[Web page and app entries]
((
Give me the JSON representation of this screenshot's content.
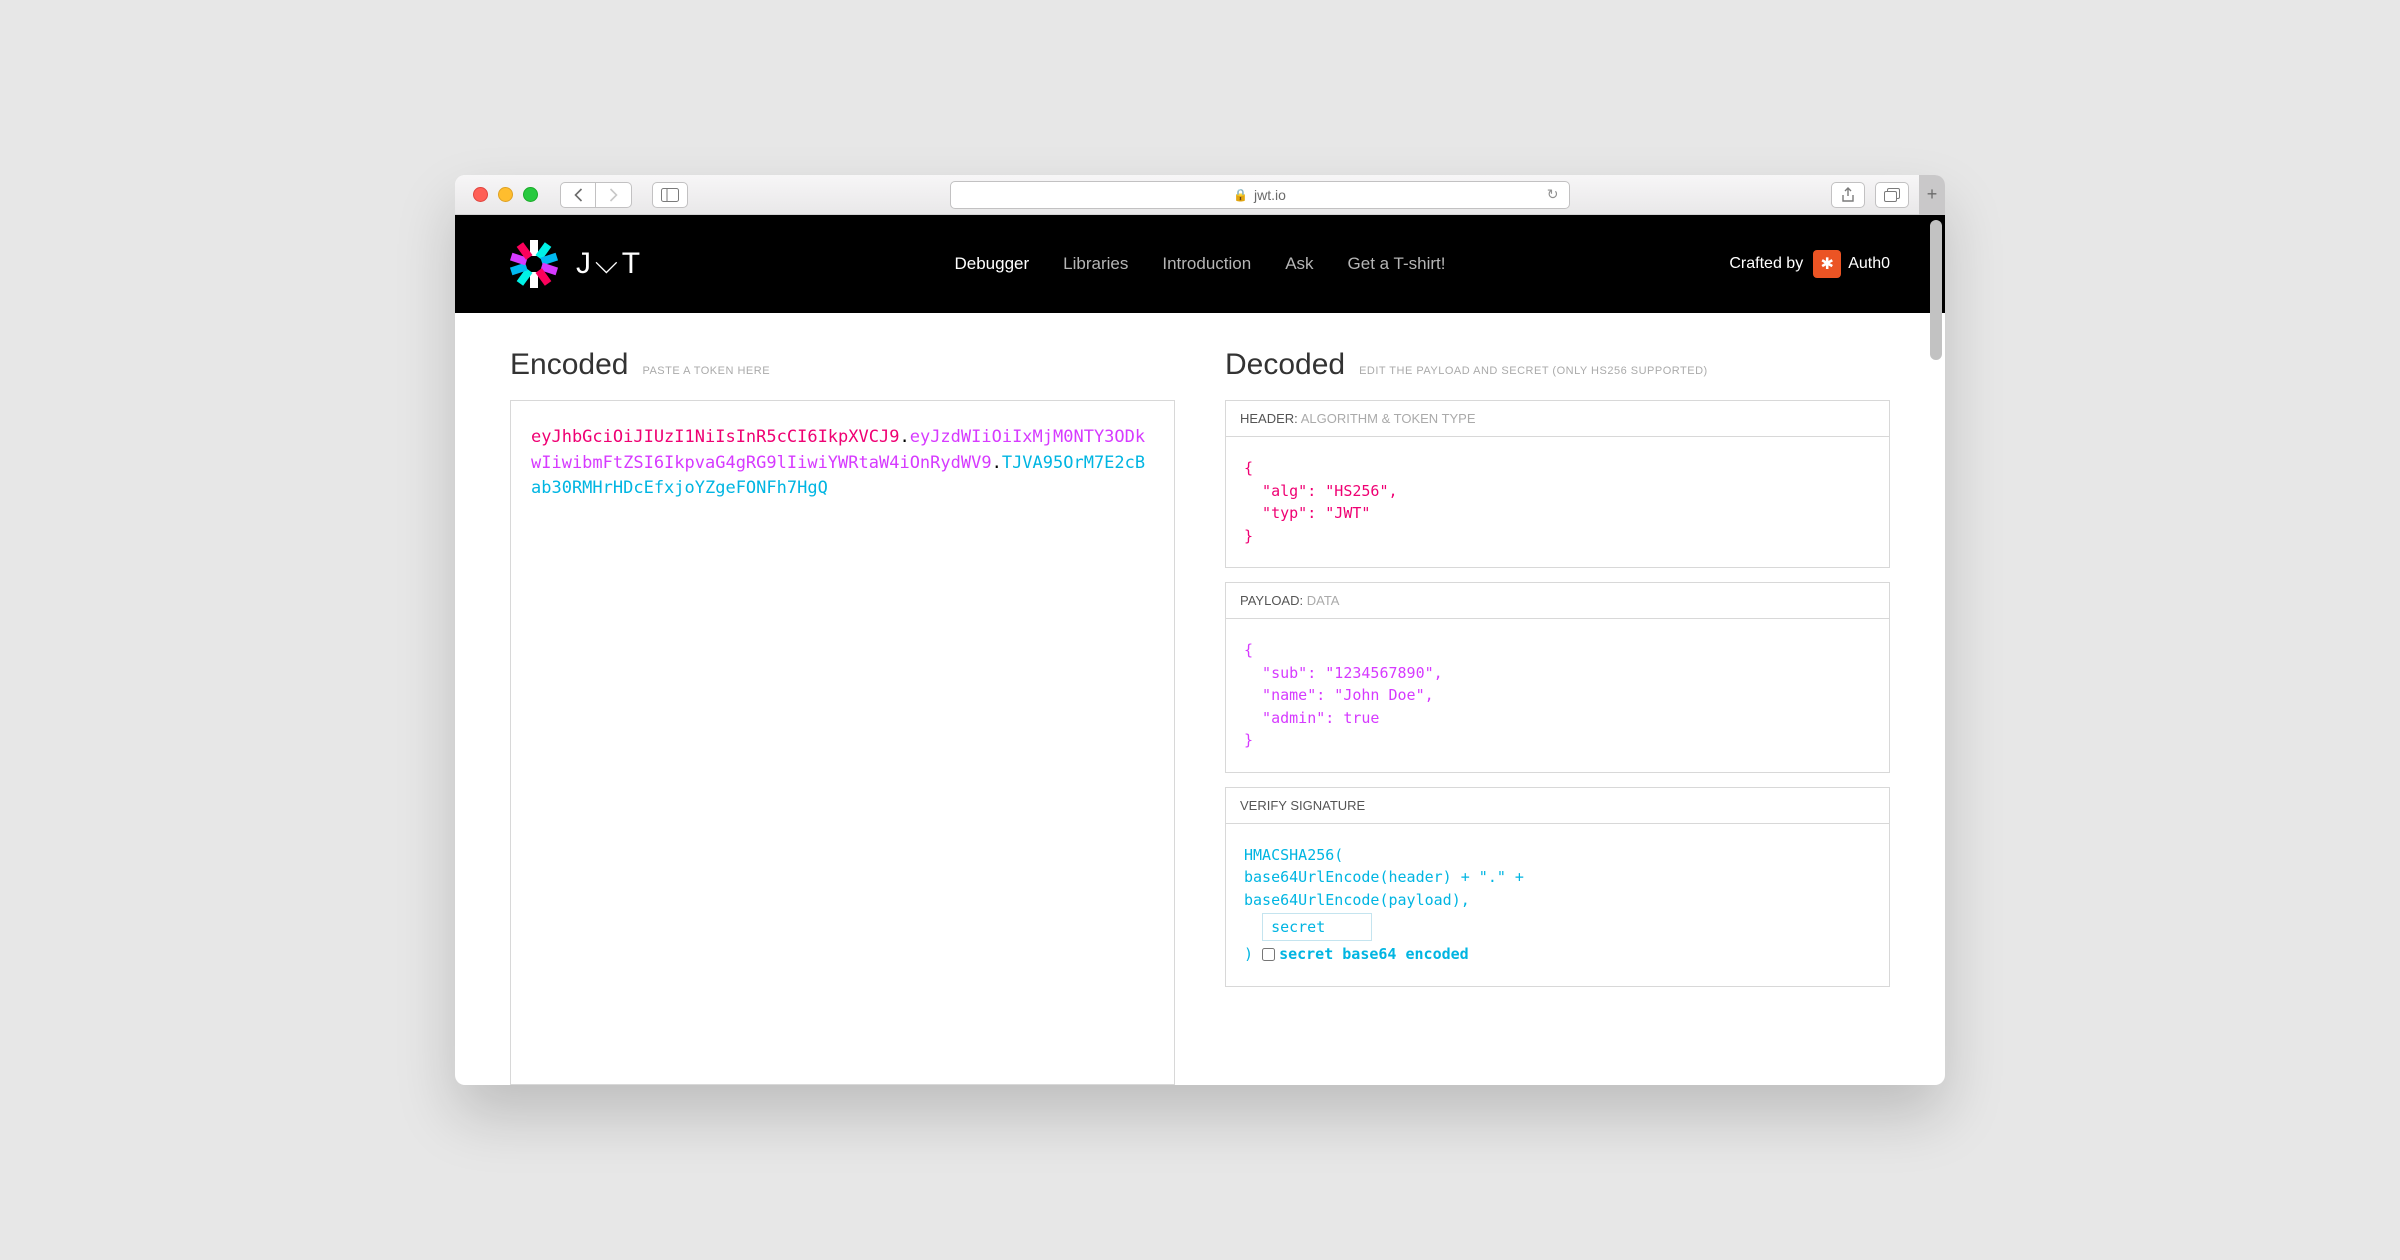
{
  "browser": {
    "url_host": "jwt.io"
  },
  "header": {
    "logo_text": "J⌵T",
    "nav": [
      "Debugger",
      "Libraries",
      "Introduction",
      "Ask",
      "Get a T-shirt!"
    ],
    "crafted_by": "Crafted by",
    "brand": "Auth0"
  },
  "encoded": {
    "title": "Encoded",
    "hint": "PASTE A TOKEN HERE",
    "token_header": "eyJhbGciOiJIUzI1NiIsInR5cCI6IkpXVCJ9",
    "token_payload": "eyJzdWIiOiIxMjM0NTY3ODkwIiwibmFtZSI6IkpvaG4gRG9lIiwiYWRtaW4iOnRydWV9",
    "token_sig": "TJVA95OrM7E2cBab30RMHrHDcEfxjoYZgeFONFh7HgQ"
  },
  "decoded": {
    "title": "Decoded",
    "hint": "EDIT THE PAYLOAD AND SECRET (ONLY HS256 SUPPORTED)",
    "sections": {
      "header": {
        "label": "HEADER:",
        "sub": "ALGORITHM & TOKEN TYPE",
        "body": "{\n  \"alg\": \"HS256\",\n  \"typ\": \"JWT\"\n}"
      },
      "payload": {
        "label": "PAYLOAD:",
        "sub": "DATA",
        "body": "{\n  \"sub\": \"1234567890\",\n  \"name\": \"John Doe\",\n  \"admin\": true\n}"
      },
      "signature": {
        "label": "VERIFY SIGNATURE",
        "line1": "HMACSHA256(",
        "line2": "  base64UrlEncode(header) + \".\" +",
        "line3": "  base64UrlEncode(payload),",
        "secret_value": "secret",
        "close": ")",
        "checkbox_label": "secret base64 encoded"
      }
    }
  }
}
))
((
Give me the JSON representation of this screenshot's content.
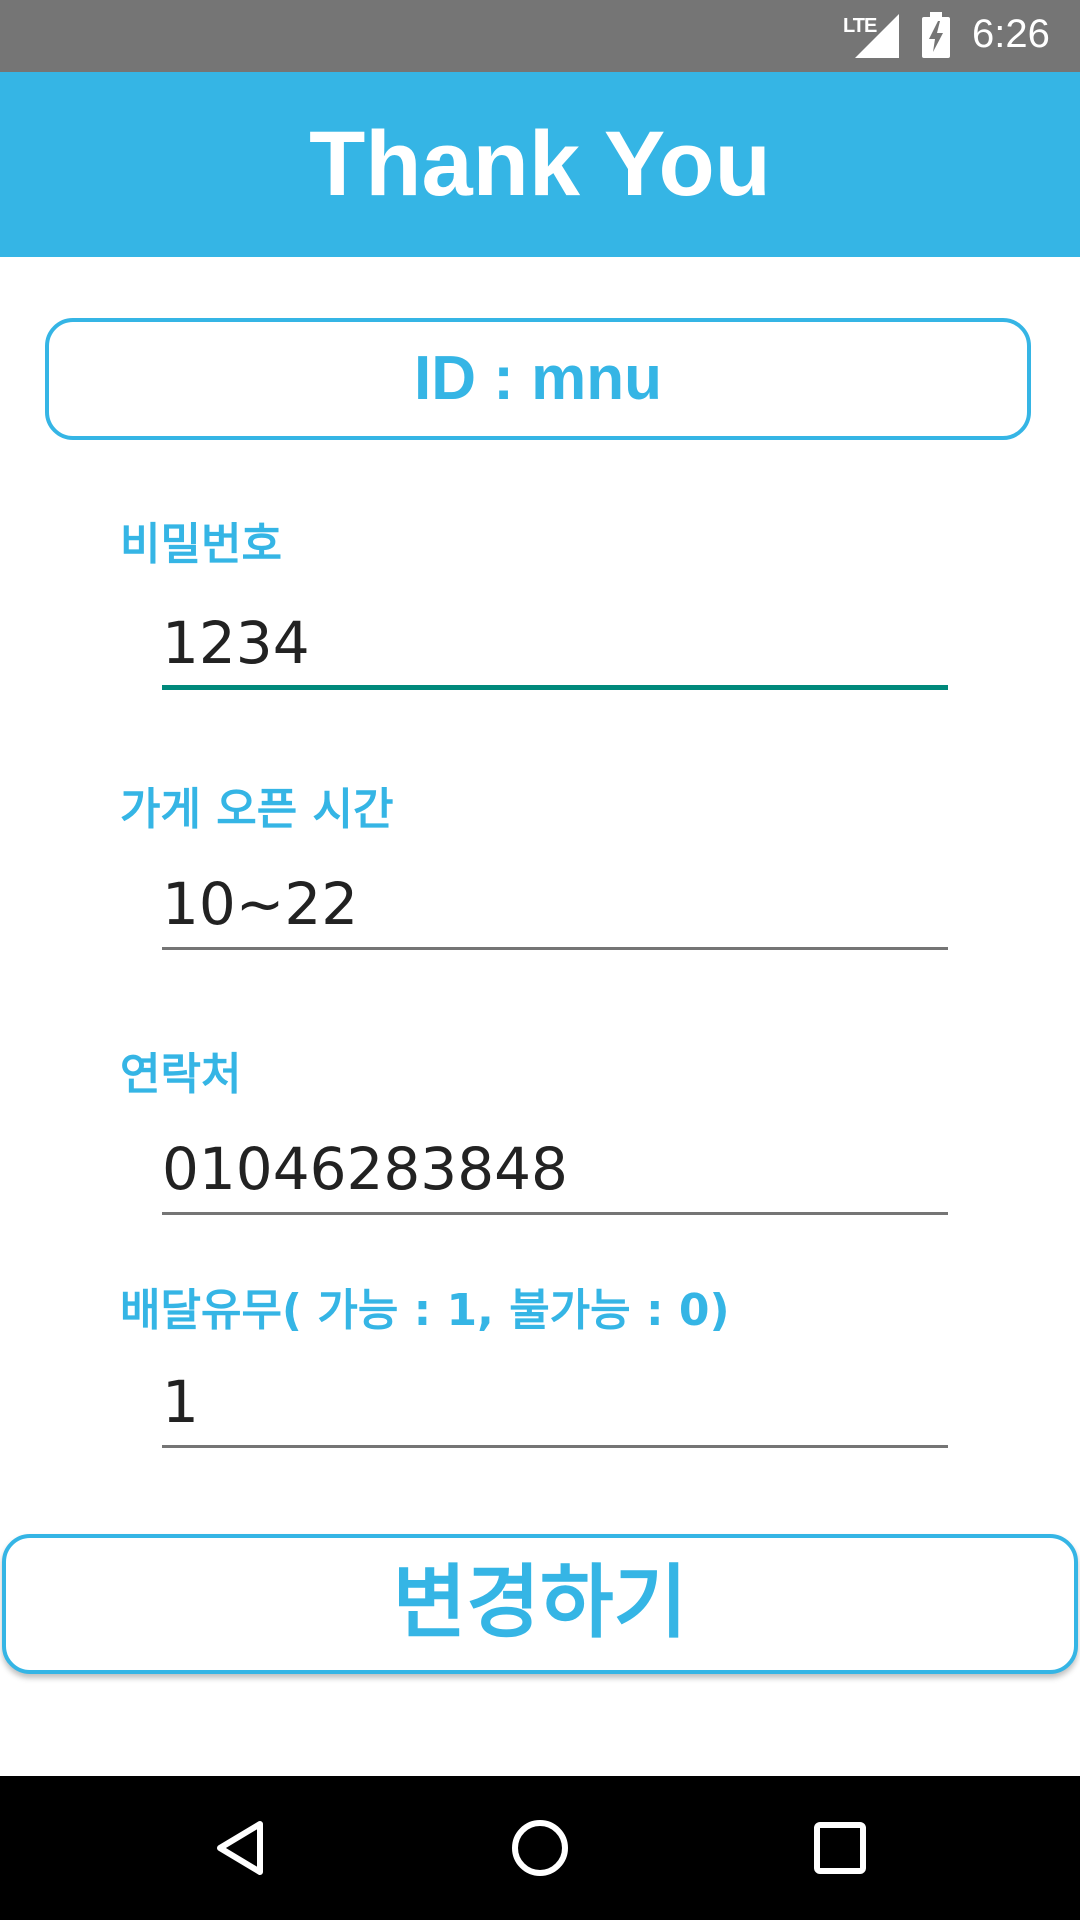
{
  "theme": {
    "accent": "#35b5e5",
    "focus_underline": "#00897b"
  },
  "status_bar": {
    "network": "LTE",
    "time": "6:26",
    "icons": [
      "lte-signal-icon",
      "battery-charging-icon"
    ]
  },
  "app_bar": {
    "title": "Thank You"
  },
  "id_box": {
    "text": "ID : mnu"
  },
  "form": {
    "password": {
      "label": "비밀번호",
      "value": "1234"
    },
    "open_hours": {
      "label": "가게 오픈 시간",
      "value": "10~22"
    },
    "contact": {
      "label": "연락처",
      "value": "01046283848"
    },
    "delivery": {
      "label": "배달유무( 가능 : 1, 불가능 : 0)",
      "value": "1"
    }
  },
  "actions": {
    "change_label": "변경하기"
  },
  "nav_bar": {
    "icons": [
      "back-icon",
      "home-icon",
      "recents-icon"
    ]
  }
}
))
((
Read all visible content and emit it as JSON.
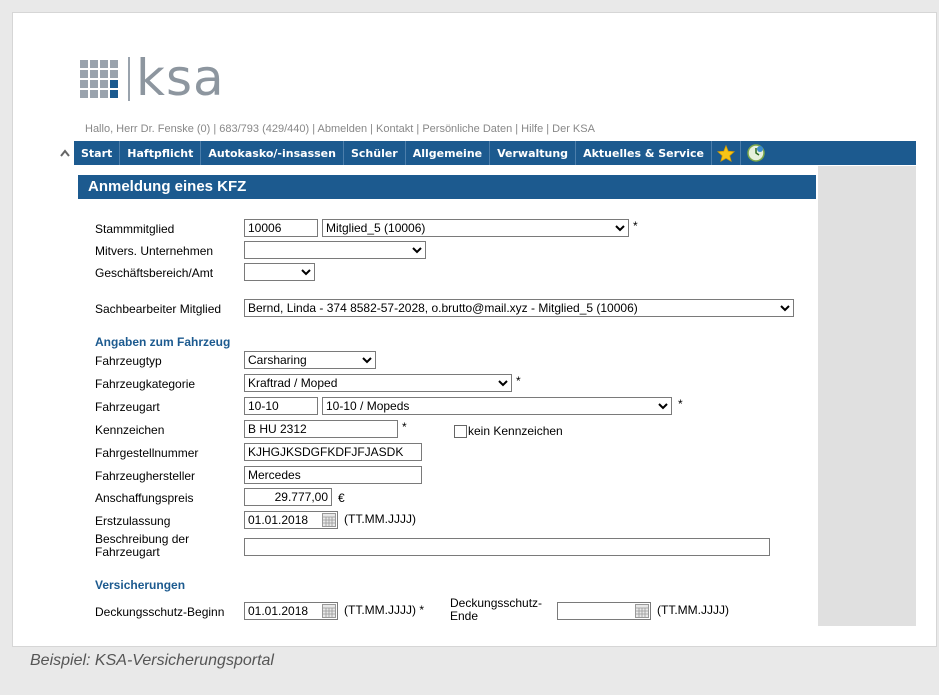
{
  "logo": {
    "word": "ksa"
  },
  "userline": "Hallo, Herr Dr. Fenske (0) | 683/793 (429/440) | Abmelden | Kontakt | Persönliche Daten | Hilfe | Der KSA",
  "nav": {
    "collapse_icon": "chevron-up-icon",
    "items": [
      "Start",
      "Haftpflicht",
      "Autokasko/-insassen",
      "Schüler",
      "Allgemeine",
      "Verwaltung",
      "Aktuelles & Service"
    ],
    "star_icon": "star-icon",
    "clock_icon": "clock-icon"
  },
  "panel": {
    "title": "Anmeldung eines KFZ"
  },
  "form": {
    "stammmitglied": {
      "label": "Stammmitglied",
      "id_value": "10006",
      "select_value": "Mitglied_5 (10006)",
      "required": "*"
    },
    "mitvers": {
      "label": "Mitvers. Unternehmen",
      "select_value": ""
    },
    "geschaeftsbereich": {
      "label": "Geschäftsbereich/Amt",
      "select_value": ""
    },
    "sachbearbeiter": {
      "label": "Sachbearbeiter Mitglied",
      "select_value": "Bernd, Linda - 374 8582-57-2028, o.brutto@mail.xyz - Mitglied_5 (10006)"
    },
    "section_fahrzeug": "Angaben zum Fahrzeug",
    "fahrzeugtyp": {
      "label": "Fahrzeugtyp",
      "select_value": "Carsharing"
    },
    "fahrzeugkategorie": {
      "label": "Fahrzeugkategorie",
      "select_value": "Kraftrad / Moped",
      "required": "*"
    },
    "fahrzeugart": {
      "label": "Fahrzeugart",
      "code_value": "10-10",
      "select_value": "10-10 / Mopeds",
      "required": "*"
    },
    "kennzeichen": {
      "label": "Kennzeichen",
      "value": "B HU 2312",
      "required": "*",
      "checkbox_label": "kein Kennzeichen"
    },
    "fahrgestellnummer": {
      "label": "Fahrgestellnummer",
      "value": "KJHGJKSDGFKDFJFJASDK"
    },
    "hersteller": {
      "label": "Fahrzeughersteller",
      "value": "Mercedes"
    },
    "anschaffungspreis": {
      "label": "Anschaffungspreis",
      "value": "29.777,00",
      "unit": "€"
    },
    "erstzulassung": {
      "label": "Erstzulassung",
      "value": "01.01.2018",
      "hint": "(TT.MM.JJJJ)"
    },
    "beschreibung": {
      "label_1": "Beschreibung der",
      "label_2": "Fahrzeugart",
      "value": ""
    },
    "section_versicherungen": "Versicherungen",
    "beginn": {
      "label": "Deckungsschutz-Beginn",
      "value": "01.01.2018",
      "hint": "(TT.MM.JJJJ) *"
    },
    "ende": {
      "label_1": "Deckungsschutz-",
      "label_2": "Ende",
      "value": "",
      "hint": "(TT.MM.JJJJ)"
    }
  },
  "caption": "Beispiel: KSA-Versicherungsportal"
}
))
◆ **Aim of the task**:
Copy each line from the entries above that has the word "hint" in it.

◆ **Reply to the task**:
    "hint": "PASTE A TOKEN HERE",
    "hint": "EDIT THE PAYLOAD AND SECRET (ONLY HS256 SUPPORTED)",
      "hint": "(TT.MM.JJJJ)"
      "hint": "(TT.MM.JJJJ) *"
      "hint": "(TT.MM.JJJJ)"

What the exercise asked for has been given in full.